====== Listed entries ======
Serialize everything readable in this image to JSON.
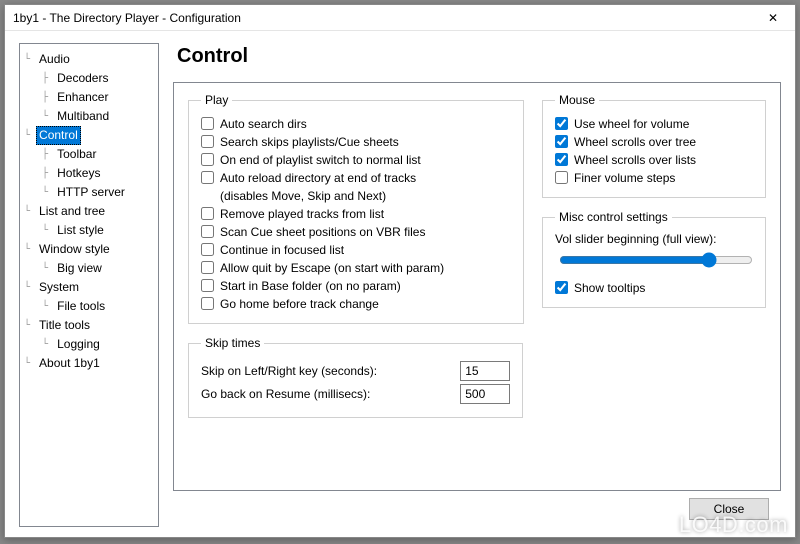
{
  "window": {
    "title": "1by1 - The Directory Player - Configuration",
    "close_glyph": "✕"
  },
  "tree": {
    "audio": {
      "label": "Audio",
      "decoders": "Decoders",
      "enhancer": "Enhancer",
      "multiband": "Multiband"
    },
    "control": {
      "label": "Control",
      "selected": true,
      "toolbar": "Toolbar",
      "hotkeys": "Hotkeys",
      "http_server": "HTTP server"
    },
    "list_and_tree": {
      "label": "List and tree",
      "list_style": "List style"
    },
    "window_style": {
      "label": "Window style",
      "big_view": "Big view"
    },
    "system": {
      "label": "System",
      "file_tools": "File tools"
    },
    "title_tools": {
      "label": "Title tools",
      "logging": "Logging"
    },
    "about": {
      "label": "About 1by1"
    }
  },
  "page": {
    "title": "Control",
    "play": {
      "legend": "Play",
      "items": [
        {
          "label": "Auto search dirs",
          "checked": false
        },
        {
          "label": "Search skips playlists/Cue sheets",
          "checked": false
        },
        {
          "label": "On end of playlist switch to normal list",
          "checked": false
        },
        {
          "label": "Auto reload directory at end of tracks\n(disables Move, Skip and Next)",
          "checked": false
        },
        {
          "label": "Remove played tracks from list",
          "checked": false
        },
        {
          "label": "Scan Cue sheet positions on VBR files",
          "checked": false
        },
        {
          "label": "Continue in focused list",
          "checked": false
        },
        {
          "label": "Allow quit by Escape (on start with param)",
          "checked": false
        },
        {
          "label": "Start in Base folder (on no param)",
          "checked": false
        },
        {
          "label": "Go home before track change",
          "checked": false
        }
      ]
    },
    "mouse": {
      "legend": "Mouse",
      "items": [
        {
          "label": "Use wheel for volume",
          "checked": true
        },
        {
          "label": "Wheel scrolls over tree",
          "checked": true
        },
        {
          "label": "Wheel scrolls over lists",
          "checked": true
        },
        {
          "label": "Finer volume steps",
          "checked": false
        }
      ]
    },
    "misc": {
      "legend": "Misc control settings",
      "slider_label": "Vol slider beginning (full view):",
      "slider_value": 80,
      "show_tooltips": {
        "label": "Show tooltips",
        "checked": true
      }
    },
    "skip": {
      "legend": "Skip times",
      "left_right": {
        "label": "Skip on Left/Right key (seconds):",
        "value": "15"
      },
      "resume": {
        "label": "Go back on Resume (millisecs):",
        "value": "500"
      }
    },
    "close_button": "Close"
  },
  "watermark": "LO4D.com"
}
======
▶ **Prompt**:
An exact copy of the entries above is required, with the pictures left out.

▶ **Response area**:
Serialize everything readable in this image to JSON.
{
  "window": {
    "title": "1by1 - The Directory Player - Configuration",
    "close_glyph": "✕"
  },
  "tree": {
    "audio": {
      "label": "Audio",
      "decoders": "Decoders",
      "enhancer": "Enhancer",
      "multiband": "Multiband"
    },
    "control": {
      "label": "Control",
      "selected": true,
      "toolbar": "Toolbar",
      "hotkeys": "Hotkeys",
      "http_server": "HTTP server"
    },
    "list_and_tree": {
      "label": "List and tree",
      "list_style": "List style"
    },
    "window_style": {
      "label": "Window style",
      "big_view": "Big view"
    },
    "system": {
      "label": "System",
      "file_tools": "File tools"
    },
    "title_tools": {
      "label": "Title tools",
      "logging": "Logging"
    },
    "about": {
      "label": "About 1by1"
    }
  },
  "page": {
    "title": "Control",
    "play": {
      "legend": "Play",
      "items": [
        {
          "label": "Auto search dirs",
          "checked": false
        },
        {
          "label": "Search skips playlists/Cue sheets",
          "checked": false
        },
        {
          "label": "On end of playlist switch to normal list",
          "checked": false
        },
        {
          "label": "Auto reload directory at end of tracks\n(disables Move, Skip and Next)",
          "checked": false
        },
        {
          "label": "Remove played tracks from list",
          "checked": false
        },
        {
          "label": "Scan Cue sheet positions on VBR files",
          "checked": false
        },
        {
          "label": "Continue in focused list",
          "checked": false
        },
        {
          "label": "Allow quit by Escape (on start with param)",
          "checked": false
        },
        {
          "label": "Start in Base folder (on no param)",
          "checked": false
        },
        {
          "label": "Go home before track change",
          "checked": false
        }
      ]
    },
    "mouse": {
      "legend": "Mouse",
      "items": [
        {
          "label": "Use wheel for volume",
          "checked": true
        },
        {
          "label": "Wheel scrolls over tree",
          "checked": true
        },
        {
          "label": "Wheel scrolls over lists",
          "checked": true
        },
        {
          "label": "Finer volume steps",
          "checked": false
        }
      ]
    },
    "misc": {
      "legend": "Misc control settings",
      "slider_label": "Vol slider beginning (full view):",
      "slider_value": 80,
      "show_tooltips": {
        "label": "Show tooltips",
        "checked": true
      }
    },
    "skip": {
      "legend": "Skip times",
      "left_right": {
        "label": "Skip on Left/Right key (seconds):",
        "value": "15"
      },
      "resume": {
        "label": "Go back on Resume (millisecs):",
        "value": "500"
      }
    },
    "close_button": "Close"
  },
  "watermark": "LO4D.com"
}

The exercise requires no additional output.